#### Dataset entries:
_ _ _ _ _ _ _

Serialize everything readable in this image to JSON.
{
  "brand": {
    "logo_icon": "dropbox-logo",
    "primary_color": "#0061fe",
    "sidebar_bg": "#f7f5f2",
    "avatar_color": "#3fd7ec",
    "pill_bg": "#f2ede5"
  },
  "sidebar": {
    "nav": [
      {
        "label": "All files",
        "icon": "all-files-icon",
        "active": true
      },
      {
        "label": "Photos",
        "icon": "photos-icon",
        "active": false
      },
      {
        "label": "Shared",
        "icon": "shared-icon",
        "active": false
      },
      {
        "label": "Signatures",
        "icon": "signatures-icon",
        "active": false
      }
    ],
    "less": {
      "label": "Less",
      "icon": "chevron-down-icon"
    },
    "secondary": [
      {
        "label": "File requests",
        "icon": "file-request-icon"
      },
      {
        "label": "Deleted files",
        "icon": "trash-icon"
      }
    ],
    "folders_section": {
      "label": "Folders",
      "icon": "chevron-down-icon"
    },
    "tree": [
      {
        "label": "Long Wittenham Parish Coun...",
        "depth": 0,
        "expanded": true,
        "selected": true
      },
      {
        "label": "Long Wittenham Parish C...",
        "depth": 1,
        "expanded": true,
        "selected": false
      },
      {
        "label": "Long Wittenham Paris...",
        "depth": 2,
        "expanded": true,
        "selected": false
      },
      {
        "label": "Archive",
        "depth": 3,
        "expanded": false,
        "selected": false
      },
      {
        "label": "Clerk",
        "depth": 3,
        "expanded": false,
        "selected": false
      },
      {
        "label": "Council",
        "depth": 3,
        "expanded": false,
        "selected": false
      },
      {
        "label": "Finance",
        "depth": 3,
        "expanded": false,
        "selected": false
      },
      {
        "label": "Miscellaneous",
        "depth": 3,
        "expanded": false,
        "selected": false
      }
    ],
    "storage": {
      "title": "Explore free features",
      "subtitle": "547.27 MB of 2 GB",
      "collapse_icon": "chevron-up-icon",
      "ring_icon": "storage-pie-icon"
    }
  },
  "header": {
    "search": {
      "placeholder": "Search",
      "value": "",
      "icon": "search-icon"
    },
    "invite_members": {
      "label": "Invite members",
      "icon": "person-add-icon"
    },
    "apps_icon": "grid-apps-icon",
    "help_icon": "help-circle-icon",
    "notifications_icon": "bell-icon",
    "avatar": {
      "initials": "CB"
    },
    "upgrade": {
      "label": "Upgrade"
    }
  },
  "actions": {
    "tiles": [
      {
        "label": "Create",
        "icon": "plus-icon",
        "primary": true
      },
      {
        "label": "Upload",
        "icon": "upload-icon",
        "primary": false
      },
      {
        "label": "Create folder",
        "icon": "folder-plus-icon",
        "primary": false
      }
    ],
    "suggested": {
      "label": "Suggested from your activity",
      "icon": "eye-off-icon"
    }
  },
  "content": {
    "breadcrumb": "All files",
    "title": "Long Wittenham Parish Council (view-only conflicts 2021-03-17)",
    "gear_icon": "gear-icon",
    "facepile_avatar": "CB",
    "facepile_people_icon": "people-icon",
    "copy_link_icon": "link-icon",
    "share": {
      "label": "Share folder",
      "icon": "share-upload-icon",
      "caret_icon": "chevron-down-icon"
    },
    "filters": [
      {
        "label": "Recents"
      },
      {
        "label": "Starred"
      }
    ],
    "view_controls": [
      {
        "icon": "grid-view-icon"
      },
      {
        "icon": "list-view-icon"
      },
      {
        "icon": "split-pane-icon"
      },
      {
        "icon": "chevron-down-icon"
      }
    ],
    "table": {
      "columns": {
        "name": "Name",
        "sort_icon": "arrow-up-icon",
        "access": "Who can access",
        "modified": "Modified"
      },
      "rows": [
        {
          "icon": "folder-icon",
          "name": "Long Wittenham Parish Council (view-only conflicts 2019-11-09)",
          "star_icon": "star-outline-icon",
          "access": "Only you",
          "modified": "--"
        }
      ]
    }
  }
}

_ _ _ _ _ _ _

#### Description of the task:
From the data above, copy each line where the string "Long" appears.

#### Task output:
        "label": "Long Wittenham Parish Coun...",
        "label": "Long Wittenham Parish C...",
        "label": "Long Wittenham Paris...",
    "title": "Long Wittenham Parish Council (view-only conflicts 2021-03-17)",
          "name": "Long Wittenham Parish Council (view-only conflicts 2019-11-09)",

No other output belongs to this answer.